# EXERCISE DETAILS
Search the records below for the word "title" and show every line where it occurs.

Dataset records

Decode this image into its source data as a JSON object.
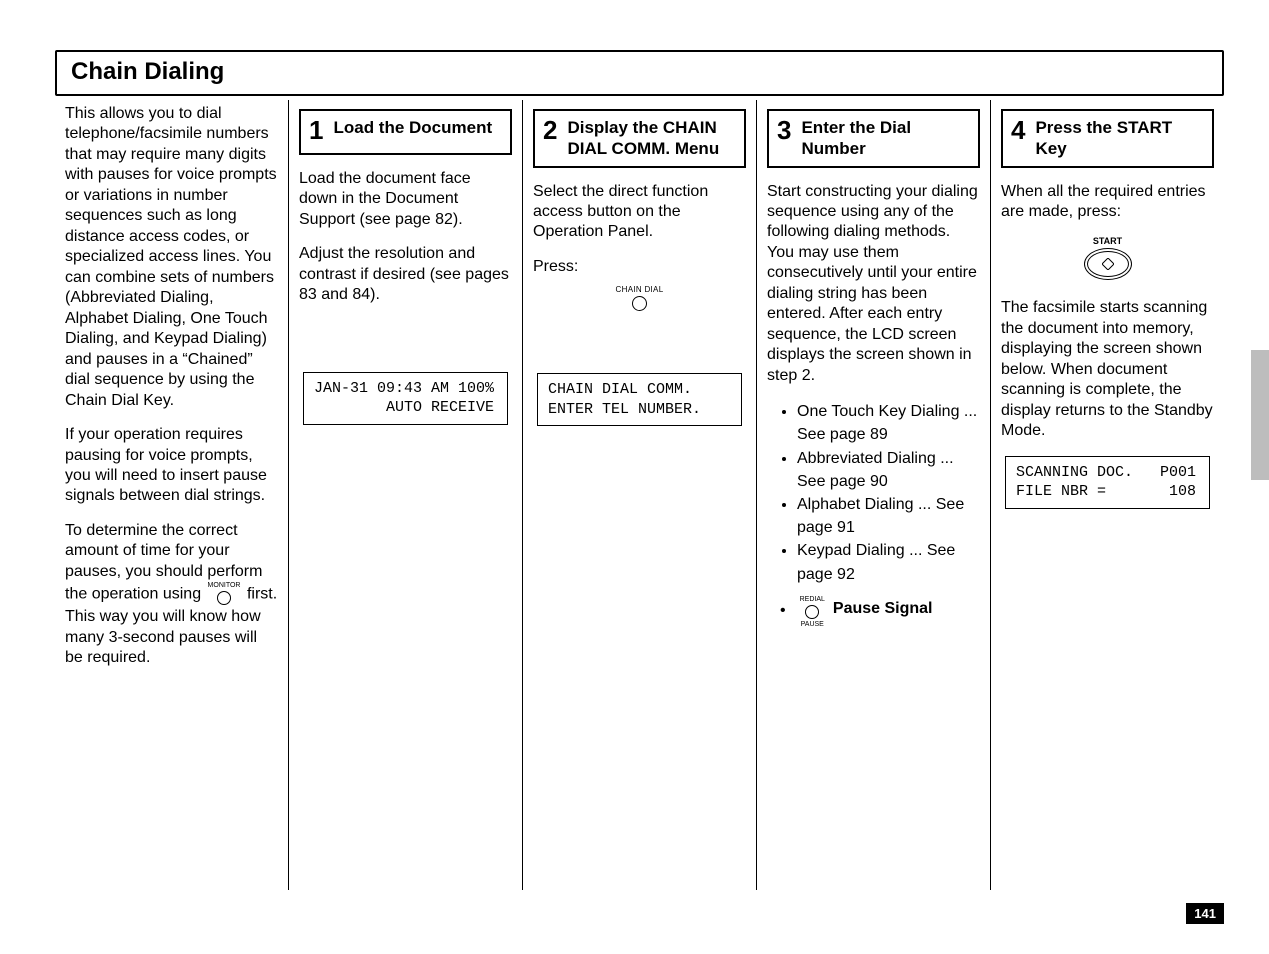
{
  "title": "Chain Dialing",
  "page_number": "141",
  "intro": {
    "p1": "This allows you to dial telephone/facsimile numbers that may require many digits with pauses for voice prompts or variations in number sequences such as long distance access codes, or specialized access lines. You can combine sets of numbers (Abbreviated Dialing, Alphabet Dialing, One Touch Dialing, and Keypad Dialing) and pauses in a “Chained” dial sequence by using the Chain Dial Key.",
    "p2": "If your operation requires pausing for voice prompts, you will need to insert pause signals between dial strings.",
    "p3a": "To determine the correct amount of time for your pauses, you should perform the operation using ",
    "p3b": " first. This way you will know how many 3-second pauses will be required.",
    "monitor_label": "MONITOR"
  },
  "step1": {
    "title": "Load the Document",
    "p1": "Load the document face down in the Document Support (see page 82).",
    "p2": "Adjust the resolution and contrast if desired (see pages 83 and 84).",
    "lcd": "JAN-31 09:43 AM 100%\n        AUTO RECEIVE"
  },
  "step2": {
    "title": "Display the CHAIN DIAL COMM. Menu",
    "p1": "Select the direct function access button on the Operation Panel.",
    "p2": "Press:",
    "btn_label": "CHAIN DIAL",
    "lcd": "CHAIN DIAL COMM.\nENTER TEL NUMBER."
  },
  "step3": {
    "title": "Enter the Dial Number",
    "p1": "Start constructing your dialing sequence using any of the following dialing methods. You may use them consecutively until your entire dialing string has been entered. After each entry sequence, the LCD screen displays the screen shown in step 2.",
    "items": [
      "One Touch Key Dialing ... See page 89",
      "Abbreviated Dialing ... See page 90",
      "Alphabet Dialing ... See page 91",
      "Keypad Dialing ... See page 92"
    ],
    "pause_top": "REDIAL",
    "pause_bottom": "PAUSE",
    "pause_label": "Pause Signal"
  },
  "step4": {
    "title": "Press the START Key",
    "p1": "When all the required entries are made, press:",
    "start_label": "START",
    "p2": "The facsimile starts scanning the document into memory, displaying the screen shown below. When document scanning is complete, the display returns to the Standby Mode.",
    "lcd": "SCANNING DOC.   P001\nFILE NBR =       108"
  }
}
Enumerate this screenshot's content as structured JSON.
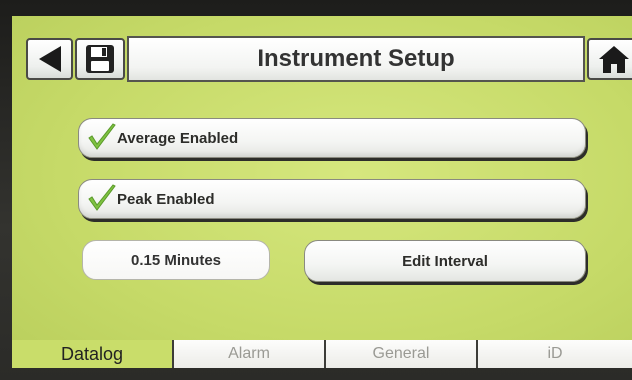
{
  "header": {
    "title": "Instrument Setup",
    "back_icon": "back-arrow-icon",
    "save_icon": "floppy-disk-icon",
    "home_icon": "home-icon"
  },
  "options": {
    "average": {
      "label": "Average Enabled",
      "checked": true
    },
    "peak": {
      "label": "Peak Enabled",
      "checked": true
    }
  },
  "interval": {
    "value": "0.15 Minutes",
    "edit_label": "Edit Interval"
  },
  "tabs": [
    {
      "label": "Datalog",
      "active": true
    },
    {
      "label": "Alarm",
      "active": false
    },
    {
      "label": "General",
      "active": false
    },
    {
      "label": "iD",
      "active": false
    }
  ],
  "colors": {
    "screen_bg": "#c9dd6a",
    "check_green": "#7fc241",
    "button_face": "#f4f5f3"
  }
}
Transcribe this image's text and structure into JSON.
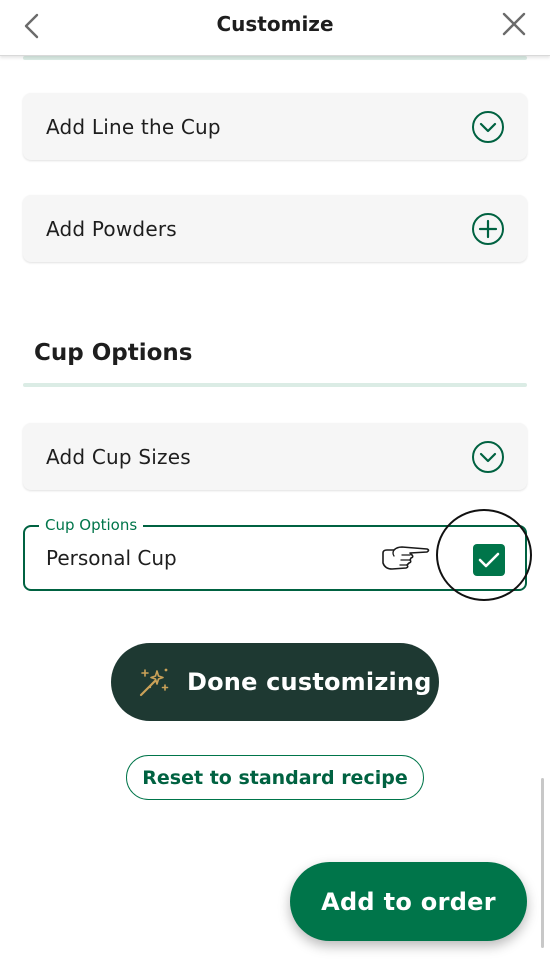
{
  "header": {
    "title": "Customize",
    "back_icon": "chevron-left-icon",
    "close_icon": "close-icon"
  },
  "options": [
    {
      "label": "Add Line the Cup",
      "icon": "chevron-down-circle-icon"
    },
    {
      "label": "Add Powders",
      "icon": "plus-circle-icon"
    }
  ],
  "cup_section": {
    "title": "Cup Options",
    "sizes": {
      "label": "Add Cup Sizes",
      "icon": "chevron-down-circle-icon"
    },
    "field": {
      "legend": "Cup Options",
      "value": "Personal Cup",
      "checked": true
    }
  },
  "actions": {
    "done_label": "Done customizing",
    "reset_label": "Reset to standard recipe",
    "add_label": "Add to order"
  },
  "colors": {
    "brand_green": "#00754a",
    "dark_green": "#1e3932",
    "house_green": "#006241",
    "sparkle_gold": "#cba258"
  }
}
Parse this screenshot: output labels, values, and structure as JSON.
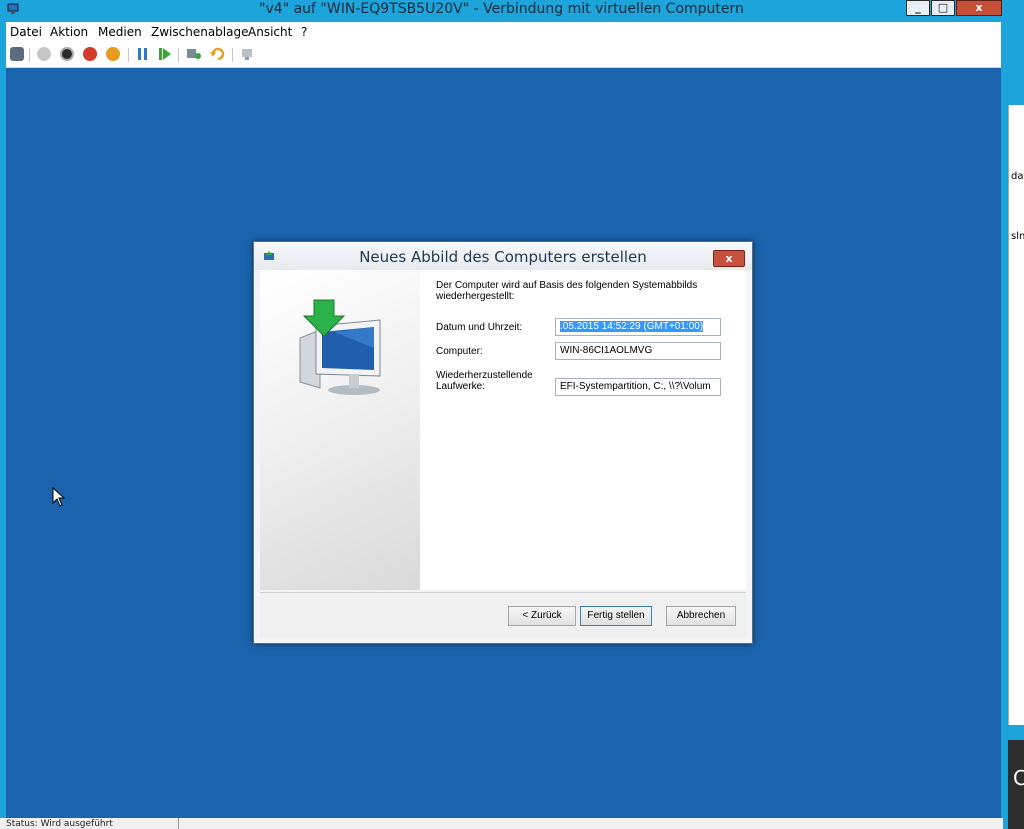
{
  "window": {
    "title": "\"v4\" auf \"WIN-EQ9TSB5U20V\" - Verbindung mit virtuellen Computern",
    "controls": {
      "minimize": "_",
      "maximize": "□",
      "close": "x"
    }
  },
  "menu": [
    "Datei",
    "Aktion",
    "Medien",
    "Zwischenablage",
    "Ansicht",
    "?"
  ],
  "toolbar": {
    "icons": [
      "ctrl-alt-del-icon",
      "start-icon",
      "turn-off-icon",
      "shutdown-icon",
      "save-icon",
      "pause-icon",
      "reset-icon",
      "checkpoint-icon",
      "revert-icon",
      "enhanced-session-icon"
    ]
  },
  "dialog": {
    "title": "Neues Abbild des Computers erstellen",
    "close": "x",
    "intro": "Der Computer wird auf Basis des folgenden Systemabbilds wiederhergestellt:",
    "date_label": "Datum und Uhrzeit:",
    "date_value": ".05.2015 14:52:29 (GMT+01:00)",
    "computer_label": "Computer:",
    "computer_value": "WIN-86CI1AOLMVG",
    "drives_label_line1": "Wiederherzustellende",
    "drives_label_line2": "Laufwerke:",
    "drives_value": "EFI-Systempartition, C:, \\\\?\\Volum",
    "back_button": "< Zurück",
    "finish_button": "Fertig stellen",
    "cancel_button": "Abbrechen"
  },
  "status": {
    "text": "Status: Wird ausgeführt"
  },
  "colors": {
    "guest_bg": "#1b63ad",
    "chrome": "#1da4da",
    "close_red": "#c74f3a"
  },
  "side_fragments": [
    "dat",
    "sln",
    "C"
  ]
}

# RESPONSE TO THE EXERCISE
  "title": "Chain Dialing",
    "title": "Load the Document",
    "title": "Display the CHAIN DIAL COMM. Menu",
    "title": "Enter the Dial Number",
    "title": "Press the START Key",
    "title": "Instrument Setup",
    "title": "Customize",
    "title": "Cup Options",
    "title": "\"v4\" auf \"WIN-EQ9TSB5U20V\" - Verbindung mit virtuellen Computern",
    "title": "Neues Abbild des Computers erstellen",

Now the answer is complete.